Tell us how did you end up in such an offbeat, unconventional and uncommon career?
Roshan who currently works as production engineer at Shell, Canada, first heard about an eight-month Production Engineering internship at Suncor from the Career Service Centre on his campus and applied on Suncor’s website.
“I was called into the Suncor Energy Centre downtown for the interview and an engineer interviewed me,” he says. “They asked behavioural-based questions and I answered them using the different experiences I’ve had in the workplace and university.”
Roshan had previous work experience as a summer student at another energy company and held leadership roles at the University of Calgary’s Petroleum & Energy Society, and he says it’s the latter that really helped him stand out among the other applicants: “I feel that extracurricular involvement and academic success are the two most important factors for a successful application.”
Suncor offered him the internship as well as a scholarship, and he accepted. “I was offered a good position where I could learn a lot,” he says. “Suncor is also Canada’a largest oil and gas company and the oil sands industry pioneer, so I felt that would provide me with many opportunities for learning and growth.”
What did you study?
I did my BSc. Mechanical Engineering, Petroleum Engineering Minor from The University of Calgary
What did you do at Suncor?
Roshan began the internship in May 2011, and then moved into his current position – Reservoir Engineering Intern – in January.
SAGD technology uses underground wells to inject steam into the oil sands deposits and collect the bitumen released by the heat.He’s been working at Suncor’s Firebag in-situ operation – named after the traditional bags Aboriginal peoples once used to carry fire-starting flints – about 115 km northeast of Fort McMurray, Alberta, where the company uses steam-assisted gravity drainage (also known as SAGD) to recover large oil reserves that can’t be reached economically by traditional mining methods.
How was the experience?
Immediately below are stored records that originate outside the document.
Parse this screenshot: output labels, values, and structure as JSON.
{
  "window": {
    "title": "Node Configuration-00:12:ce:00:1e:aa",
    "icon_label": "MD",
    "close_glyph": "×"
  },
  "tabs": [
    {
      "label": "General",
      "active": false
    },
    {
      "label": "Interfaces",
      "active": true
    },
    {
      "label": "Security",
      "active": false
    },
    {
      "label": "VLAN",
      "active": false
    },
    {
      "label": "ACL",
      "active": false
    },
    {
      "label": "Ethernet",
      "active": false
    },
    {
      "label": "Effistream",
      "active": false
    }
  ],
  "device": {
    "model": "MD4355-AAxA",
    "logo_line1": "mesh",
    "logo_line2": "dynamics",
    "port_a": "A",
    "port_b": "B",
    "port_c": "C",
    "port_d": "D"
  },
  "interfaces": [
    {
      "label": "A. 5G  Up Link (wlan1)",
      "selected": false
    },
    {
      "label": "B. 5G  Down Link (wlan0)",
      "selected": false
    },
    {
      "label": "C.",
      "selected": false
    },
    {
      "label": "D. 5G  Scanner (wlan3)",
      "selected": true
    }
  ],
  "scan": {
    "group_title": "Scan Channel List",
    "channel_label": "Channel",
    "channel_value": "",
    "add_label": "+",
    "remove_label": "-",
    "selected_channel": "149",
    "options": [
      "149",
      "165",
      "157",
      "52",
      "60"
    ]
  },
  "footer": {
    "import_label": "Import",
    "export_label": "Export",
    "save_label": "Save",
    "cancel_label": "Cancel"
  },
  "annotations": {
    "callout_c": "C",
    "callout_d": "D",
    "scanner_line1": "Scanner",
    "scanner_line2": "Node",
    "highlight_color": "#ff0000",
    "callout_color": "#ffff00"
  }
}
So far, he says, the training and learning opportunities at Suncor have been amazing, both formally through a number of courses and informally through knowledge-sharing with co-workers.“A typical day involves day-to-day tasks such as monitoring wells, trouble shooting, assessing work-overs, and looking for opportunities for improvement in the business as well as working on long-term projects,” he says, adding that he’s currently working on two of those long-term projects.
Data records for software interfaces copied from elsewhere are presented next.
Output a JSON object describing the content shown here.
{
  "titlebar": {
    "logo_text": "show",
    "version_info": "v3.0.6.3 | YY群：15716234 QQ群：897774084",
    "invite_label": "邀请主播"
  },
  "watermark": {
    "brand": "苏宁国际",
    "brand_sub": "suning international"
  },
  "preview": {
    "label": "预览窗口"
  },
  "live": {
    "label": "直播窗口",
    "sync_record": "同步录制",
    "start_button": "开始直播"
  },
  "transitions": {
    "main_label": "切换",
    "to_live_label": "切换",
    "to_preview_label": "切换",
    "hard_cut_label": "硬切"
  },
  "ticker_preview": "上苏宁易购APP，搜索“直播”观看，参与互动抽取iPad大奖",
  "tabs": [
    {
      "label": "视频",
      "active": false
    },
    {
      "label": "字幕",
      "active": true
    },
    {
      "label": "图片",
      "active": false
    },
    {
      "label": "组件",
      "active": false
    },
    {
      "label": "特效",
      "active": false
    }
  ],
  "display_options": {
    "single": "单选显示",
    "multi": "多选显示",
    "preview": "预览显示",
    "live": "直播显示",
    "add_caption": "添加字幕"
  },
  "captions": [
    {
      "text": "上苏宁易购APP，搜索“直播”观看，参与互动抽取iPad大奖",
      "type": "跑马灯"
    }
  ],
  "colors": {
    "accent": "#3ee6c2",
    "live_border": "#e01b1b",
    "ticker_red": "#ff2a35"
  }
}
“You can try as many different things as you want and learn from decades of experience within the company. The opportunities for growth and development are vast.”